Tilly Devine stares out from this image taken upon her entry to gaol. She was an incredibly successful villain who, along with her nemesis Kate Leigh, ruled the inner city vice trade for almost 20 years. Tilly began her criminal career as a teenage prostitute on the streets of London. She toughened up quickly in [...]
Category Archive for 'Femme Fatale'
Recently I strapped on my walking boots and joined the Justice and Police Museum guides for Walk the razor’s edge. The walking tour begins on Oxford Street and snakes through Darlinghurst visiting the haunts associated with underworld vice and crime. Much of the terraced landscape remains unaltered from the 1920s and 30s when it served [...]
Prisoner identification photographs make up many of the earliest negatives in the collection. Photographed in various institutions across New South Wales the negatives usually record a full frontal and profile view of the prisoner. Assistant Curator Nerida Campbell’s current research centers on retelling the stories surrounding women convicted on a range of offences who served [...]
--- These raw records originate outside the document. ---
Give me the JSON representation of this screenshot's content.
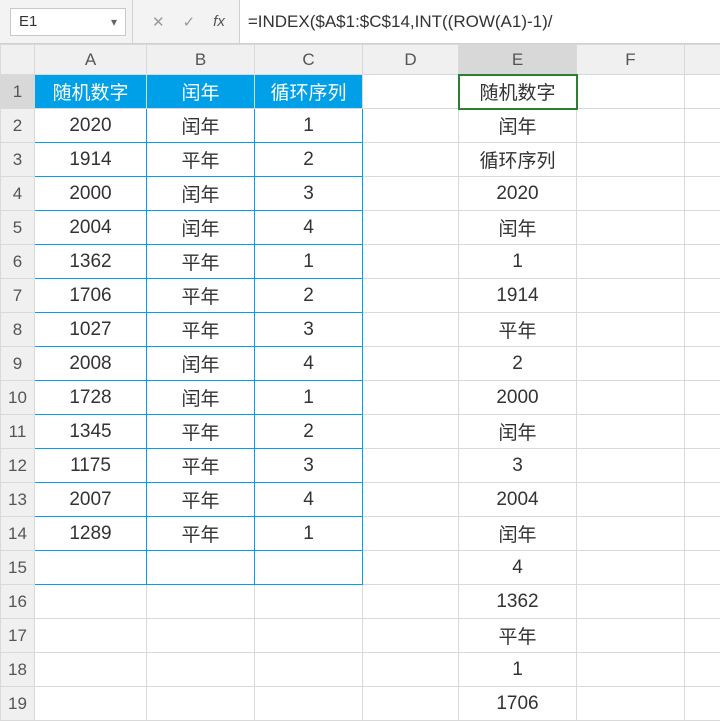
{
  "namebox": {
    "value": "E1",
    "dropdown_glyph": "▾"
  },
  "fx_buttons": {
    "cancel": "✕",
    "confirm": "✓",
    "fx": "fx"
  },
  "formula": "=INDEX($A$1:$C$14,INT((ROW(A1)-1)/",
  "col_headers": [
    "A",
    "B",
    "C",
    "D",
    "E",
    "F"
  ],
  "row_headers": [
    "1",
    "2",
    "3",
    "4",
    "5",
    "6",
    "7",
    "8",
    "9",
    "10",
    "11",
    "12",
    "13",
    "14",
    "15",
    "16",
    "17",
    "18",
    "19"
  ],
  "selected_cell": "E1",
  "table_abc": {
    "headers": [
      "随机数字",
      "闰年",
      "循环序列"
    ],
    "rows": [
      [
        "2020",
        "闰年",
        "1"
      ],
      [
        "1914",
        "平年",
        "2"
      ],
      [
        "2000",
        "闰年",
        "3"
      ],
      [
        "2004",
        "闰年",
        "4"
      ],
      [
        "1362",
        "平年",
        "1"
      ],
      [
        "1706",
        "平年",
        "2"
      ],
      [
        "1027",
        "平年",
        "3"
      ],
      [
        "2008",
        "闰年",
        "4"
      ],
      [
        "1728",
        "闰年",
        "1"
      ],
      [
        "1345",
        "平年",
        "2"
      ],
      [
        "1175",
        "平年",
        "3"
      ],
      [
        "2007",
        "平年",
        "4"
      ],
      [
        "1289",
        "平年",
        "1"
      ]
    ]
  },
  "col_e": [
    "随机数字",
    "闰年",
    "循环序列",
    "2020",
    "闰年",
    "1",
    "1914",
    "平年",
    "2",
    "2000",
    "闰年",
    "3",
    "2004",
    "闰年",
    "4",
    "1362",
    "平年",
    "1",
    "1706"
  ]
}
Photographed 27 November, 1919 at the State Reformatory for Women, Long Bay . FP07_0215_005 Many criminals give false personal information to police in the hope that their previous convictions will not be discovered. Jean Harris used a large number of aliases that included the names Emma Rolfe, May Mulholland and Eileen Woods. She sometimes successfully [...]
Photographed 10 January 1924 at the State Reformatory for Women, Long Bay, NSW During the early 20th century many unmarried or widowed women with children lived in circumstances of abject poverty. Unable to work during a time when there were no welfare payments, they were often driven to commit desperate acts. Whole columns of [...]